BEGIN Data provided
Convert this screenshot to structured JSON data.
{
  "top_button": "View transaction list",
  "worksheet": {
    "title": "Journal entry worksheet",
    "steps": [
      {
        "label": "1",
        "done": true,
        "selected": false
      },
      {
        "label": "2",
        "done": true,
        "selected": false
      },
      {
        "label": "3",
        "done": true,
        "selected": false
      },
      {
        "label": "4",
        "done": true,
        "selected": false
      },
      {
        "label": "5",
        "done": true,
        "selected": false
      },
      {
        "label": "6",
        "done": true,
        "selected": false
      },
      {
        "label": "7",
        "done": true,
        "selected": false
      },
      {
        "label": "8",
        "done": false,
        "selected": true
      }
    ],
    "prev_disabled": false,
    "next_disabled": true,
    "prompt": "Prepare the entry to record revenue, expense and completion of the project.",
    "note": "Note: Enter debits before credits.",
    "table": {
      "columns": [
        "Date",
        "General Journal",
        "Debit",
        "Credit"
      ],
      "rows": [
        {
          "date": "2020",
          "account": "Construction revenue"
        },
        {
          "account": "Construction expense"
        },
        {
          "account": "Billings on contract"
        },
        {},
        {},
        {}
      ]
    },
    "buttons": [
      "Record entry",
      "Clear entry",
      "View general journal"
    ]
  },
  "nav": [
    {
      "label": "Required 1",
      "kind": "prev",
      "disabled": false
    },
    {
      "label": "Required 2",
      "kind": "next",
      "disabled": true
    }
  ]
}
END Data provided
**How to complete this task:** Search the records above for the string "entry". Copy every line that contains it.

**Solution below:**
    "title": "Journal entry worksheet",
    "prompt": "Prepare the entry to record revenue, expense and completion of the project.",
      "Record entry",
      "Clear entry",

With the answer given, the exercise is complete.